◆ **BRIEF**:
Each line below is to be written out in full, exactly as shown.

◆ **INFORMATION SHOWN**:

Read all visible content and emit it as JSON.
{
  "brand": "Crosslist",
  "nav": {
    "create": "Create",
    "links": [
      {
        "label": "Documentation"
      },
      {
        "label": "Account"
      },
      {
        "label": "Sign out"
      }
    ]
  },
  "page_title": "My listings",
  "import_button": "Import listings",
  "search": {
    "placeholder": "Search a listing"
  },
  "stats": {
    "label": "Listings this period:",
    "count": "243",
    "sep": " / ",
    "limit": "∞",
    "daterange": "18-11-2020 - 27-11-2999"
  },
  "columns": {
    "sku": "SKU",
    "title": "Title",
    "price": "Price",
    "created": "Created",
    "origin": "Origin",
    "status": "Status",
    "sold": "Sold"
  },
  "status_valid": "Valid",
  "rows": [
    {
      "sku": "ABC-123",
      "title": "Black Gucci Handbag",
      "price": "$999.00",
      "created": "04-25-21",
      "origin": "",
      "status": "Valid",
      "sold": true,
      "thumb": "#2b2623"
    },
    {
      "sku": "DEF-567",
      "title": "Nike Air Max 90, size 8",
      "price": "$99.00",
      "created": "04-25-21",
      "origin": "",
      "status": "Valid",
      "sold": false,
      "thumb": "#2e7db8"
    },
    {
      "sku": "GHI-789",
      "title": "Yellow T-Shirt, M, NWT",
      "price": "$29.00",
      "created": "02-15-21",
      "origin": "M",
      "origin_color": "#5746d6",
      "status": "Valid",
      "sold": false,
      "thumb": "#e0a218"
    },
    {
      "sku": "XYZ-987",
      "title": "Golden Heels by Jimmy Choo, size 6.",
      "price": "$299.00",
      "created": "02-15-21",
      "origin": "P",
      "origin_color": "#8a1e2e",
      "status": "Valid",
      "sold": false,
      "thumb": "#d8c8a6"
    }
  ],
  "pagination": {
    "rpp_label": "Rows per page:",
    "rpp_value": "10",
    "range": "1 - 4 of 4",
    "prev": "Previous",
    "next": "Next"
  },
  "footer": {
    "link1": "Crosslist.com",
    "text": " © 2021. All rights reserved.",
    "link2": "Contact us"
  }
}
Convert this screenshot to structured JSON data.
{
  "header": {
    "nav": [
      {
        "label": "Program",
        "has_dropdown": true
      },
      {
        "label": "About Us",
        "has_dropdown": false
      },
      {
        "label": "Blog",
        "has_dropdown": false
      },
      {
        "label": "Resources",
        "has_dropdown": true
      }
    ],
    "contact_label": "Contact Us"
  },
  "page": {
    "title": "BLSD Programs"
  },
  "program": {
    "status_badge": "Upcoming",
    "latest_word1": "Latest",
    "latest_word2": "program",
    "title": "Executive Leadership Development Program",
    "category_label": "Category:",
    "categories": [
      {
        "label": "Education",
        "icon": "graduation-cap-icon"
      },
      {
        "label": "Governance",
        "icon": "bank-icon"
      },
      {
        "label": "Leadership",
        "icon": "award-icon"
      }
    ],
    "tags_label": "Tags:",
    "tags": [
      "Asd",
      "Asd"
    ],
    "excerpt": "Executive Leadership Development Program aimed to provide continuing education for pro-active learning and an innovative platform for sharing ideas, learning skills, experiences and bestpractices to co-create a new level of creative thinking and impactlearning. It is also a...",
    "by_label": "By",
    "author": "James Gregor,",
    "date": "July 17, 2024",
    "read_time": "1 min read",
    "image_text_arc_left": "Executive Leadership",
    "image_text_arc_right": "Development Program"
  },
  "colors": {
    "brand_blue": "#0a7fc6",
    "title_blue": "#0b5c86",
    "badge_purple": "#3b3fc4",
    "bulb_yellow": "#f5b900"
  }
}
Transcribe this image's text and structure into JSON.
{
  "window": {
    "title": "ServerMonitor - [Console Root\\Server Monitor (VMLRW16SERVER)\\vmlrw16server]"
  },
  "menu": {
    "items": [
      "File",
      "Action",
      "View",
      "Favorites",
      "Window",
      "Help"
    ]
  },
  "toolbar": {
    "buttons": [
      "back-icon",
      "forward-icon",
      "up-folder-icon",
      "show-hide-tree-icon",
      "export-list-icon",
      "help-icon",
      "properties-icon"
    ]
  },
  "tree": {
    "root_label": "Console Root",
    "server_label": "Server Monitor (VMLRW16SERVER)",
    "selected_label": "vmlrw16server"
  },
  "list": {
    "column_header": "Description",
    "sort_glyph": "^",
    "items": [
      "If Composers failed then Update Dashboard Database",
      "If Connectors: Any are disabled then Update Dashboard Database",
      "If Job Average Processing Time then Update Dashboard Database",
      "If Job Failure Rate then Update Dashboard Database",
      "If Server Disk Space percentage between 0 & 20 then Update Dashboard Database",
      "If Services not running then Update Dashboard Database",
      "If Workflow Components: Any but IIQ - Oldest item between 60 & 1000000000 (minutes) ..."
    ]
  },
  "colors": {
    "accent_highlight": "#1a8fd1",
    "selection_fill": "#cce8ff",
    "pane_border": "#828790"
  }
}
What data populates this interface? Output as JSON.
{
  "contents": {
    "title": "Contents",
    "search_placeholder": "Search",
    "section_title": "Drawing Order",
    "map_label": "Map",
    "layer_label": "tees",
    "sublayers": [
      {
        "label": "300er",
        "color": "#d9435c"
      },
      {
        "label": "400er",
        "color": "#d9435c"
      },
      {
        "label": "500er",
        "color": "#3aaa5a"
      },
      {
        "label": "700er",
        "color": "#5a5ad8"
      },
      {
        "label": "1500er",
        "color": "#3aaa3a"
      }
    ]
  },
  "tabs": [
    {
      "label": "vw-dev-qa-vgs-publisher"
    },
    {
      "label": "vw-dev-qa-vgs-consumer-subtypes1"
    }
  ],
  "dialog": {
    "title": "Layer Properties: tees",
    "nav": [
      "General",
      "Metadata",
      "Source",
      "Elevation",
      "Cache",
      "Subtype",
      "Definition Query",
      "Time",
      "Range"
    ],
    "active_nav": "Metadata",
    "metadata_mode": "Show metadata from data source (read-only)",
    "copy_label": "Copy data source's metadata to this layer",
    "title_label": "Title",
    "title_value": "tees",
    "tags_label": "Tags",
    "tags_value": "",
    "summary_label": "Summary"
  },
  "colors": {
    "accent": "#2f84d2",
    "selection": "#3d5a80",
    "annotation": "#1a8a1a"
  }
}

◆ **SOLVED PROBLEM**:
Read all visible content and emit it as JSON.
{
  "brand": "Crosslist",
  "nav": {
    "create": "Create",
    "links": [
      {
        "label": "Documentation"
      },
      {
        "label": "Account"
      },
      {
        "label": "Sign out"
      }
    ]
  },
  "page_title": "My listings",
  "import_button": "Import listings",
  "search": {
    "placeholder": "Search a listing"
  },
  "stats": {
    "label": "Listings this period:",
    "count": "243",
    "sep": " / ",
    "limit": "∞",
    "daterange": "18-11-2020 - 27-11-2999"
  },
  "columns": {
    "sku": "SKU",
    "title": "Title",
    "price": "Price",
    "created": "Created",
    "origin": "Origin",
    "status": "Status",
    "sold": "Sold"
  },
  "status_valid": "Valid",
  "rows": [
    {
      "sku": "ABC-123",
      "title": "Black Gucci Handbag",
      "price": "$999.00",
      "created": "04-25-21",
      "origin": "",
      "status": "Valid",
      "sold": true,
      "thumb": "#2b2623"
    },
    {
      "sku": "DEF-567",
      "title": "Nike Air Max 90, size 8",
      "price": "$99.00",
      "created": "04-25-21",
      "origin": "",
      "status": "Valid",
      "sold": false,
      "thumb": "#2e7db8"
    },
    {
      "sku": "GHI-789",
      "title": "Yellow T-Shirt, M, NWT",
      "price": "$29.00",
      "created": "02-15-21",
      "origin": "M",
      "origin_color": "#5746d6",
      "status": "Valid",
      "sold": false,
      "thumb": "#e0a218"
    },
    {
      "sku": "XYZ-987",
      "title": "Golden Heels by Jimmy Choo, size 6.",
      "price": "$299.00",
      "created": "02-15-21",
      "origin": "P",
      "origin_color": "#8a1e2e",
      "status": "Valid",
      "sold": false,
      "thumb": "#d8c8a6"
    }
  ],
  "pagination": {
    "rpp_label": "Rows per page:",
    "rpp_value": "10",
    "range": "1 - 4 of 4",
    "prev": "Previous",
    "next": "Next"
  },
  "footer": {
    "link1": "Crosslist.com",
    "text": " © 2021. All rights reserved.",
    "link2": "Contact us"
  }
}
Convert this screenshot to structured JSON data.
{
  "header": {
    "nav": [
      {
        "label": "Program",
        "has_dropdown": true
      },
      {
        "label": "About Us",
        "has_dropdown": false
      },
      {
        "label": "Blog",
        "has_dropdown": false
      },
      {
        "label": "Resources",
        "has_dropdown": true
      }
    ],
    "contact_label": "Contact Us"
  },
  "page": {
    "title": "BLSD Programs"
  },
  "program": {
    "status_badge": "Upcoming",
    "latest_word1": "Latest",
    "latest_word2": "program",
    "title": "Executive Leadership Development Program",
    "category_label": "Category:",
    "categories": [
      {
        "label": "Education",
        "icon": "graduation-cap-icon"
      },
      {
        "label": "Governance",
        "icon": "bank-icon"
      },
      {
        "label": "Leadership",
        "icon": "award-icon"
      }
    ],
    "tags_label": "Tags:",
    "tags": [
      "Asd",
      "Asd"
    ],
    "excerpt": "Executive Leadership Development Program aimed to provide continuing education for pro-active learning and an innovative platform for sharing ideas, learning skills, experiences and bestpractices to co-create a new level of creative thinking and impactlearning. It is also a...",
    "by_label": "By",
    "author": "James Gregor,",
    "date": "July 17, 2024",
    "read_time": "1 min read",
    "image_text_arc_left": "Executive Leadership",
    "image_text_arc_right": "Development Program"
  },
  "colors": {
    "brand_blue": "#0a7fc6",
    "title_blue": "#0b5c86",
    "badge_purple": "#3b3fc4",
    "bulb_yellow": "#f5b900"
  }
}
Transcribe this image's text and structure into JSON.
{
  "window": {
    "title": "ServerMonitor - [Console Root\\Server Monitor (VMLRW16SERVER)\\vmlrw16server]"
  },
  "menu": {
    "items": [
      "File",
      "Action",
      "View",
      "Favorites",
      "Window",
      "Help"
    ]
  },
  "toolbar": {
    "buttons": [
      "back-icon",
      "forward-icon",
      "up-folder-icon",
      "show-hide-tree-icon",
      "export-list-icon",
      "help-icon",
      "properties-icon"
    ]
  },
  "tree": {
    "root_label": "Console Root",
    "server_label": "Server Monitor (VMLRW16SERVER)",
    "selected_label": "vmlrw16server"
  },
  "list": {
    "column_header": "Description",
    "sort_glyph": "^",
    "items": [
      "If Composers failed then Update Dashboard Database",
      "If Connectors: Any are disabled then Update Dashboard Database",
      "If Job Average Processing Time then Update Dashboard Database",
      "If Job Failure Rate then Update Dashboard Database",
      "If Server Disk Space percentage between 0 & 20 then Update Dashboard Database",
      "If Services not running then Update Dashboard Database",
      "If Workflow Components: Any but IIQ - Oldest item between 60 & 1000000000 (minutes) ..."
    ]
  },
  "colors": {
    "accent_highlight": "#1a8fd1",
    "selection_fill": "#cce8ff",
    "pane_border": "#828790"
  }
}
What data populates this interface? Output as JSON.
{
  "contents": {
    "title": "Contents",
    "search_placeholder": "Search",
    "section_title": "Drawing Order",
    "map_label": "Map",
    "layer_label": "tees",
    "sublayers": [
      {
        "label": "300er",
        "color": "#d9435c"
      },
      {
        "label": "400er",
        "color": "#d9435c"
      },
      {
        "label": "500er",
        "color": "#3aaa5a"
      },
      {
        "label": "700er",
        "color": "#5a5ad8"
      },
      {
        "label": "1500er",
        "color": "#3aaa3a"
      }
    ]
  },
  "tabs": [
    {
      "label": "vw-dev-qa-vgs-publisher"
    },
    {
      "label": "vw-dev-qa-vgs-consumer-subtypes1"
    }
  ],
  "dialog": {
    "title": "Layer Properties: tees",
    "nav": [
      "General",
      "Metadata",
      "Source",
      "Elevation",
      "Cache",
      "Subtype",
      "Definition Query",
      "Time",
      "Range"
    ],
    "active_nav": "Metadata",
    "metadata_mode": "Show metadata from data source (read-only)",
    "copy_label": "Copy data source's metadata to this layer",
    "title_label": "Title",
    "title_value": "tees",
    "tags_label": "Tags",
    "tags_value": "",
    "summary_label": "Summary"
  },
  "colors": {
    "accent": "#2f84d2",
    "selection": "#3d5a80",
    "annotation": "#1a8a1a"
  }
}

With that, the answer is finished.